> _Task directions_
Task for the records below: count the lines that contain the word "Daily" and give only that number.

[[ Given entries open ]]

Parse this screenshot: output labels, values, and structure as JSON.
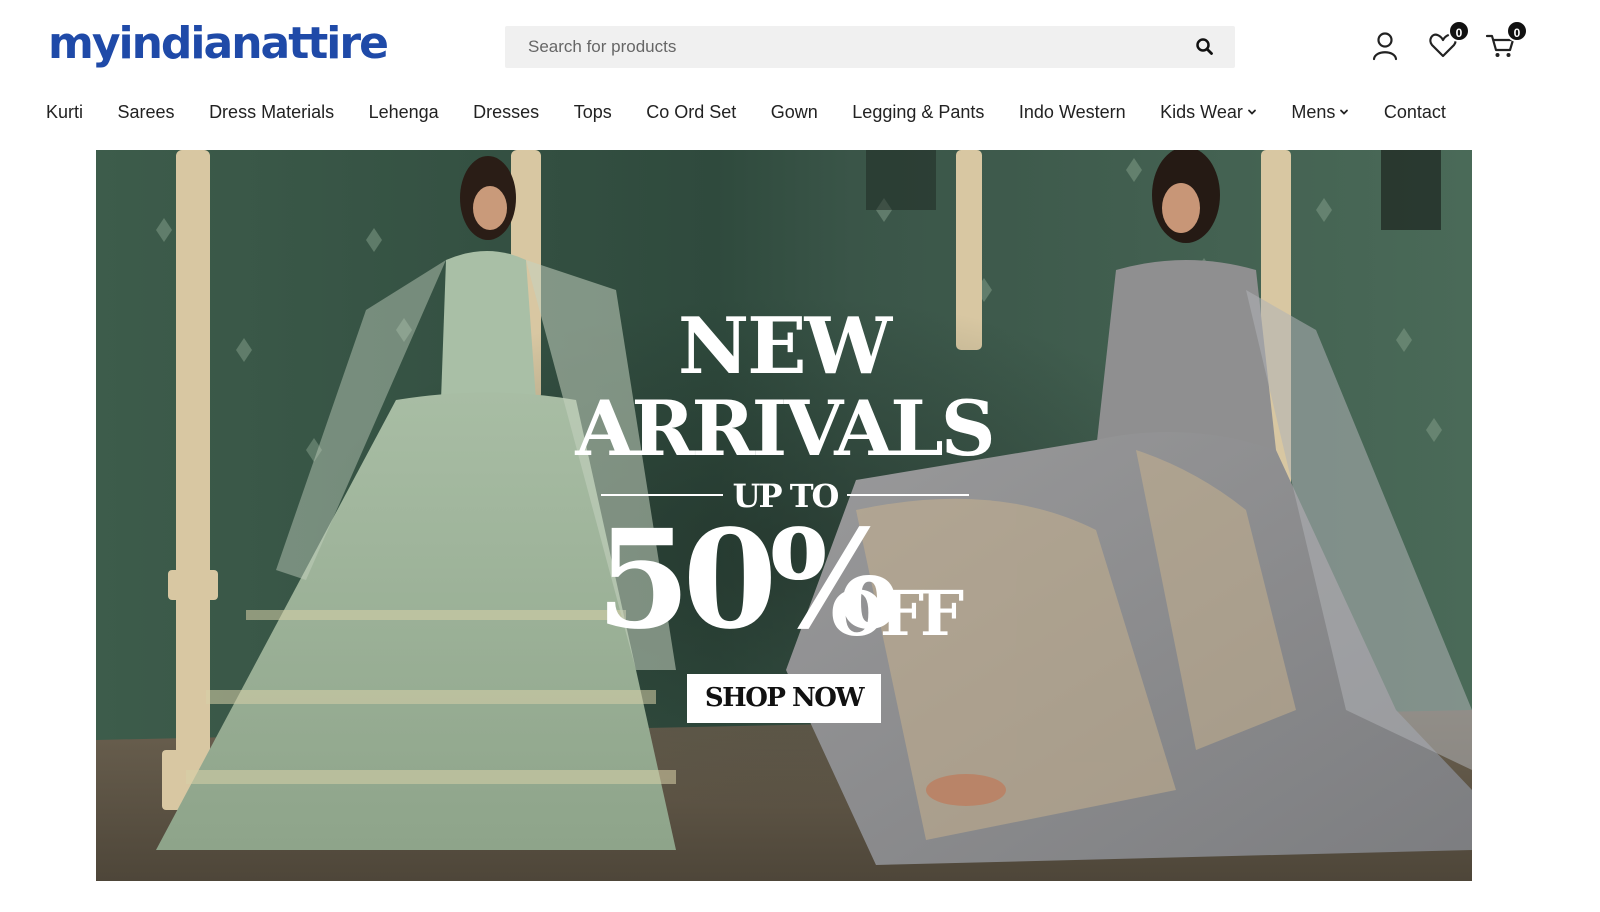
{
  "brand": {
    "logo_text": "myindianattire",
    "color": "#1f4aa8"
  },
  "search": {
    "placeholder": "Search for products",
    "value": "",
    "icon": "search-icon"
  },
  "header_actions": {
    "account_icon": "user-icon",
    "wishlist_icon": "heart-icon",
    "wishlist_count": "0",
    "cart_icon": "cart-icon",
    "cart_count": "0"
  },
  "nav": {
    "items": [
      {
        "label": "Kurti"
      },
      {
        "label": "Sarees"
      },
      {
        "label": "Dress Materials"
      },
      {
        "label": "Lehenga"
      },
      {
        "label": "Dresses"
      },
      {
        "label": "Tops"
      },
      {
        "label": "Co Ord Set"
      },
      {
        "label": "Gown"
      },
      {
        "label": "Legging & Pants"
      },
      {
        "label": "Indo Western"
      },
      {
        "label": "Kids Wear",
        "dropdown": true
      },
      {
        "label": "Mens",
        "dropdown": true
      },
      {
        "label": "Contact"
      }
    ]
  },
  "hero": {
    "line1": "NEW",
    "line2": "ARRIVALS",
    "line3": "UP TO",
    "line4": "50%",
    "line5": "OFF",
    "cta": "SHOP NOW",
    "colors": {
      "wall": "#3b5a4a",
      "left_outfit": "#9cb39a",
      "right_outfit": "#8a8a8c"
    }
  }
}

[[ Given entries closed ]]
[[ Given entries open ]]

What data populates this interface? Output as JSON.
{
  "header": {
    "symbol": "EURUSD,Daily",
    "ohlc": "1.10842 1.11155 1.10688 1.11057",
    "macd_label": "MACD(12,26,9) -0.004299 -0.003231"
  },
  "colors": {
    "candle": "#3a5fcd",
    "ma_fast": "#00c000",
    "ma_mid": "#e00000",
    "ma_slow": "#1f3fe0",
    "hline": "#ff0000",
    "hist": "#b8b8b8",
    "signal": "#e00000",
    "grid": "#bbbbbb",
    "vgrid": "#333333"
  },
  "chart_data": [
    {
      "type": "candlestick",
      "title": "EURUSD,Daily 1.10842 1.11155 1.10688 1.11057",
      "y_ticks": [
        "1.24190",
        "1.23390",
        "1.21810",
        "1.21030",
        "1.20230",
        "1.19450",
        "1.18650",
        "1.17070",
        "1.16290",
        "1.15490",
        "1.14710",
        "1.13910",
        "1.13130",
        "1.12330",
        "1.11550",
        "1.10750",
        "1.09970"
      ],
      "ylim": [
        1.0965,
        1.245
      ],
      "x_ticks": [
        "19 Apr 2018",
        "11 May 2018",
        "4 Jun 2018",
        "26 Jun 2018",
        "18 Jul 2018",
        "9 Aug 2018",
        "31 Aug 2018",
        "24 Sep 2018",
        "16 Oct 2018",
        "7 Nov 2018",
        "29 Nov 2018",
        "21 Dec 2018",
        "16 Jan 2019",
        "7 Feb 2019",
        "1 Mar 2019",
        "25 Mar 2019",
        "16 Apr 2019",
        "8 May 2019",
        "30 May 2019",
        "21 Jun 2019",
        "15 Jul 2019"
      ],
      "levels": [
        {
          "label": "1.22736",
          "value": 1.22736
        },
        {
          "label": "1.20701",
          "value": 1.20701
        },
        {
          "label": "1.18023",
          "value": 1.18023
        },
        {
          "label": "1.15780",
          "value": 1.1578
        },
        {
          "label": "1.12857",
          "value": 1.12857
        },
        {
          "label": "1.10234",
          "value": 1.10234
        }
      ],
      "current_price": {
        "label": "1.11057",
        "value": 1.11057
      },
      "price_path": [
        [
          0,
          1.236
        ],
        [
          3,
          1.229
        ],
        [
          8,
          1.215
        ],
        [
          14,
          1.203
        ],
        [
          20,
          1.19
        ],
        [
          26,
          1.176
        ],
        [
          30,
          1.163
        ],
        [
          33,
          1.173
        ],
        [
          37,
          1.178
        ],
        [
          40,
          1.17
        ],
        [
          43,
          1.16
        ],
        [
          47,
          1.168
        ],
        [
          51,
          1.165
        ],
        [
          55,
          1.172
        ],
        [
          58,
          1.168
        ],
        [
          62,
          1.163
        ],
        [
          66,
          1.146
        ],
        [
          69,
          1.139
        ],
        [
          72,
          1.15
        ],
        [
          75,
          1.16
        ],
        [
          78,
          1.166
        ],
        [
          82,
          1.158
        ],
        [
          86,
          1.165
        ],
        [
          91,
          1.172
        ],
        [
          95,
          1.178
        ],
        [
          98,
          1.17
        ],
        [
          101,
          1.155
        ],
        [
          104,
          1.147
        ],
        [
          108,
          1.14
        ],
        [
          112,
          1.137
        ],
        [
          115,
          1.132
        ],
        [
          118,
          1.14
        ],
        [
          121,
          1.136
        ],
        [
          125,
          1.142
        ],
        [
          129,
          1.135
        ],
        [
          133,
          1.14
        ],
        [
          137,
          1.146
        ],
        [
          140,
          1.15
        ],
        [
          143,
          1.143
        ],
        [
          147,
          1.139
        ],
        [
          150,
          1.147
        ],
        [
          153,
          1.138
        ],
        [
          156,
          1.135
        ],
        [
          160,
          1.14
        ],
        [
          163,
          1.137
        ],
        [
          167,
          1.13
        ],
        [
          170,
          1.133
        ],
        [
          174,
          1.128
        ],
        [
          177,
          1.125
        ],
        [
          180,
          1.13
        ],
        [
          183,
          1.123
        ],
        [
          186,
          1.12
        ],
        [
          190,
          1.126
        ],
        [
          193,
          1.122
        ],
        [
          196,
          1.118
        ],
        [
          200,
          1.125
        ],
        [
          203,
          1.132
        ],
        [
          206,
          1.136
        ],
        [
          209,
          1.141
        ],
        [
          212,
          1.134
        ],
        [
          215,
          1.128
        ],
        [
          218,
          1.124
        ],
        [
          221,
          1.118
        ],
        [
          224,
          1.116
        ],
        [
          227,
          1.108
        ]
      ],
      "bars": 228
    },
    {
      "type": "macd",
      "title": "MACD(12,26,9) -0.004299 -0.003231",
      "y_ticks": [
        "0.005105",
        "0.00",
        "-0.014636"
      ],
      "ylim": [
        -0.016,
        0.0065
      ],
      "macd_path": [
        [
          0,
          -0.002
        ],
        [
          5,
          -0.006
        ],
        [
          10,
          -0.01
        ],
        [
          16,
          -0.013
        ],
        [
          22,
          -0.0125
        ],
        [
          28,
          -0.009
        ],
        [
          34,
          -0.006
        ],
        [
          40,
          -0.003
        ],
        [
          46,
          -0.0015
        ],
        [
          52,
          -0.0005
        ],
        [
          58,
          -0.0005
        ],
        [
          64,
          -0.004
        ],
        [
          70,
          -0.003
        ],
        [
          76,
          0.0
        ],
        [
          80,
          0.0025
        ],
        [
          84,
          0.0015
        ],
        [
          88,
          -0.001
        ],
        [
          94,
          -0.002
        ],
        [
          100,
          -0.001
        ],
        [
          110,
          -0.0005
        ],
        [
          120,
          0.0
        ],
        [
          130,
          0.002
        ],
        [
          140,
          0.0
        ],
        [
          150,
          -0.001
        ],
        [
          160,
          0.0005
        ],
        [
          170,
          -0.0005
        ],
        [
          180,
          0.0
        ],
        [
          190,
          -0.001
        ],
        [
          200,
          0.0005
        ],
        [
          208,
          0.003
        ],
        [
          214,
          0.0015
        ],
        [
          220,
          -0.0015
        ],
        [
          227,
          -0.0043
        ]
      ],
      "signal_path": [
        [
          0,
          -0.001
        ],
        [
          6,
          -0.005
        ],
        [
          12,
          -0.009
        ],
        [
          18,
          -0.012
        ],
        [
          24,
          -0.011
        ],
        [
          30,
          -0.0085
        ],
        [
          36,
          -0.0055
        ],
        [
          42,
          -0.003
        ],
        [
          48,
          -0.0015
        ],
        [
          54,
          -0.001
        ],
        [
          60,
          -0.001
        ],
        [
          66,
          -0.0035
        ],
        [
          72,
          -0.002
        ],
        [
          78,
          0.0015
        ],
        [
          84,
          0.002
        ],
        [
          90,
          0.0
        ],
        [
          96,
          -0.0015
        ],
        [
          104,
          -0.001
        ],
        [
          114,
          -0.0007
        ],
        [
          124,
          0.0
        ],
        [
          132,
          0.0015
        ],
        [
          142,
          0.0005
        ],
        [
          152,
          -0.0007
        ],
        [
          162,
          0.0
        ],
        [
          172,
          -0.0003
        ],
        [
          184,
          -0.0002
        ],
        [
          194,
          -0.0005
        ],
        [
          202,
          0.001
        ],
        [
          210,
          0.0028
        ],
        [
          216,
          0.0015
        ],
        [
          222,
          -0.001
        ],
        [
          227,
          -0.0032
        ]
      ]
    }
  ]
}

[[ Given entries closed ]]
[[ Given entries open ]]

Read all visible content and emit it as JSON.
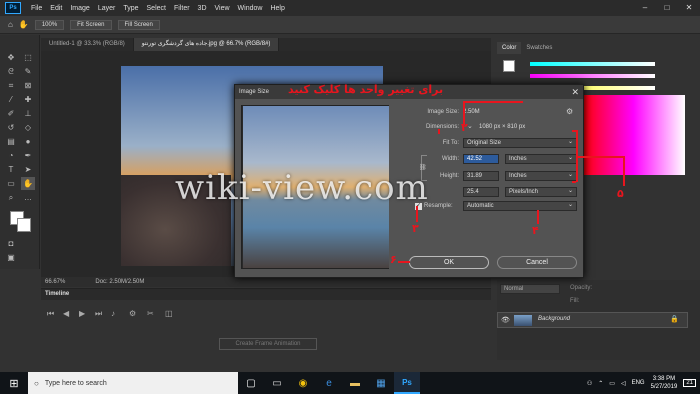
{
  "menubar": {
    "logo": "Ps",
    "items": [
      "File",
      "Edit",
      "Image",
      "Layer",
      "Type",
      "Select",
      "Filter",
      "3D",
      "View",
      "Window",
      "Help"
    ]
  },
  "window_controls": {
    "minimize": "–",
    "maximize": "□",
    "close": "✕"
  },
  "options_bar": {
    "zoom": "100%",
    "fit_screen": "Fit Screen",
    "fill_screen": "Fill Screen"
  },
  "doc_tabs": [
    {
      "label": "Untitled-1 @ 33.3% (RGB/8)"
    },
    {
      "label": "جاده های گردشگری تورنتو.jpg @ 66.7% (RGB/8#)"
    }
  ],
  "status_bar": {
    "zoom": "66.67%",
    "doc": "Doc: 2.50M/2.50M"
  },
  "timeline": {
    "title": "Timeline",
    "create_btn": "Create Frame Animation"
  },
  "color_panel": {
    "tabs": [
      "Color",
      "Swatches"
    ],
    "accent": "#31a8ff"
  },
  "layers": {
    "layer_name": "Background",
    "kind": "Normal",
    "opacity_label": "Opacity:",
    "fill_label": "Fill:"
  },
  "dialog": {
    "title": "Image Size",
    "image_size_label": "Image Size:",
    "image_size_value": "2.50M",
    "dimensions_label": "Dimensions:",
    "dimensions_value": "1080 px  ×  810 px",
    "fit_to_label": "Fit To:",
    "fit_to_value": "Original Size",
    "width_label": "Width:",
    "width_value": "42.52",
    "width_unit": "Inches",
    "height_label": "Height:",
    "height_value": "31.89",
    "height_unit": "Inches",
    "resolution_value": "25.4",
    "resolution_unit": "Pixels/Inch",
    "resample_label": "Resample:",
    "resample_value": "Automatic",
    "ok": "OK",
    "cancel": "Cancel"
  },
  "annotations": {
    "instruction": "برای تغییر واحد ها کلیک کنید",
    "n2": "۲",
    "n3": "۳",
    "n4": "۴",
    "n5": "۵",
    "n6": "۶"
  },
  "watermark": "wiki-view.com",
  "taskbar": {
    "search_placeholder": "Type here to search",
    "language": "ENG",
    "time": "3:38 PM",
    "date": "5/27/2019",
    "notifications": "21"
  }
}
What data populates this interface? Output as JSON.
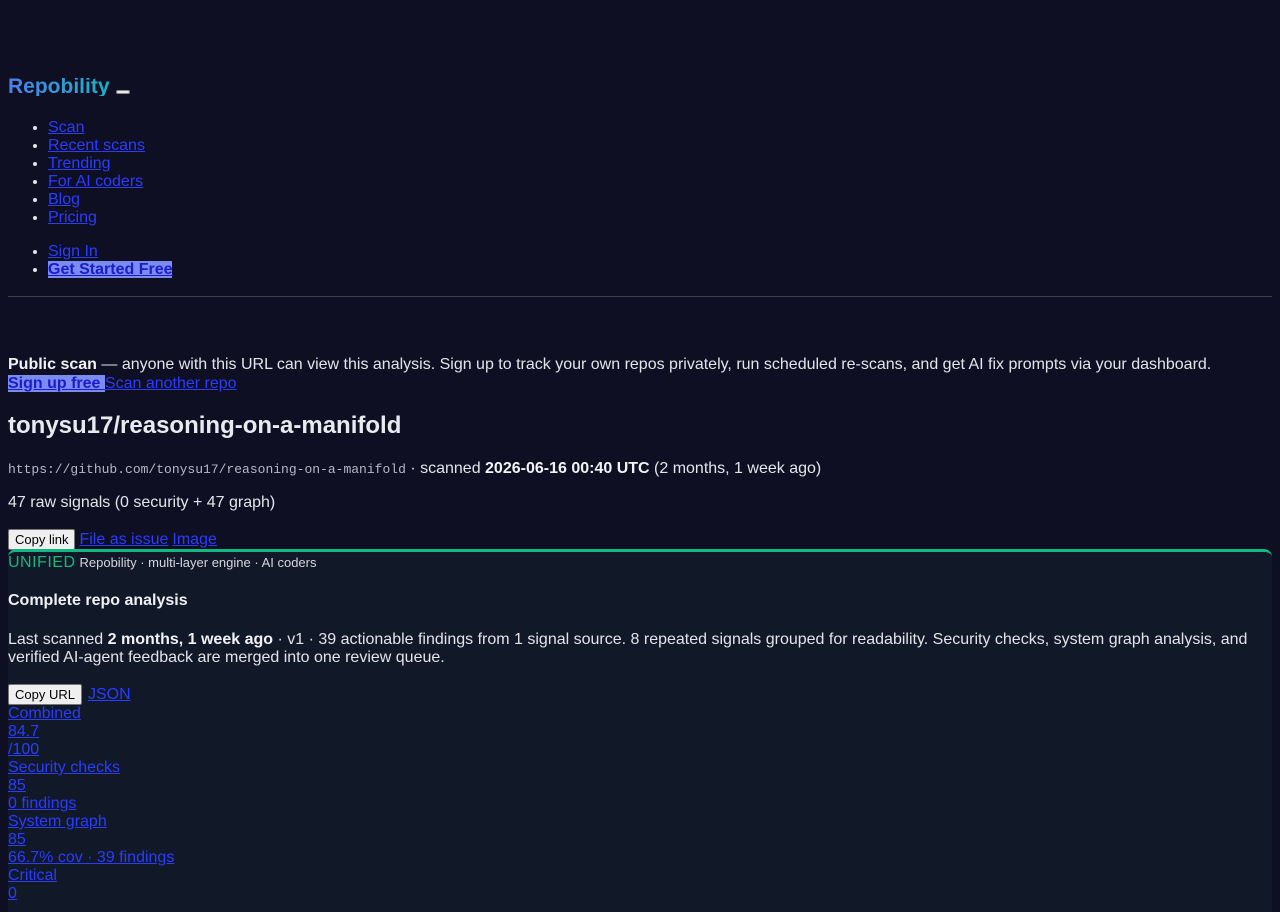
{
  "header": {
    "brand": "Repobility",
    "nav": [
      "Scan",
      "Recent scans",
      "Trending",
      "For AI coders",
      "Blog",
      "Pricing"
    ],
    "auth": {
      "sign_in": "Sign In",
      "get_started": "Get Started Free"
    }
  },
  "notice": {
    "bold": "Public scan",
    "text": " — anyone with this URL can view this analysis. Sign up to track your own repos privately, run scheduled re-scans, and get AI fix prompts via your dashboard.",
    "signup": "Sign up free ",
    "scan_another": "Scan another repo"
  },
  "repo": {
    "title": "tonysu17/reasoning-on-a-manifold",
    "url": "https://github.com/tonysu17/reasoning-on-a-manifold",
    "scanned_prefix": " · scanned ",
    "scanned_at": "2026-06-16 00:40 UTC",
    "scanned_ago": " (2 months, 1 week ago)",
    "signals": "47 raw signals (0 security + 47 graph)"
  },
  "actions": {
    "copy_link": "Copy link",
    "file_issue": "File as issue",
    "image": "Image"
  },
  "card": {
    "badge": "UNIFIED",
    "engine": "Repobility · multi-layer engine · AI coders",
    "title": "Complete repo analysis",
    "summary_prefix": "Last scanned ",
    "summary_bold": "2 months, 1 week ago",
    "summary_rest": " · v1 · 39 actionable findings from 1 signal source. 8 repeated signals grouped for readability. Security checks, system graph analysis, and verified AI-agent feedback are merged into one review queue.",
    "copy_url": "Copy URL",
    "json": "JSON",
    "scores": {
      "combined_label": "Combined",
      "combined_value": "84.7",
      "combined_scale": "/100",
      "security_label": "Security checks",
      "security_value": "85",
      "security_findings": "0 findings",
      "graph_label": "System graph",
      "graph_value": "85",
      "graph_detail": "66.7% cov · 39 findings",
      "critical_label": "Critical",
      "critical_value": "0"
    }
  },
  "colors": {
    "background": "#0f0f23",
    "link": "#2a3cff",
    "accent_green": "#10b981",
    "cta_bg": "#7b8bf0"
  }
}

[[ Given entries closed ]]

> _Worked solution_
2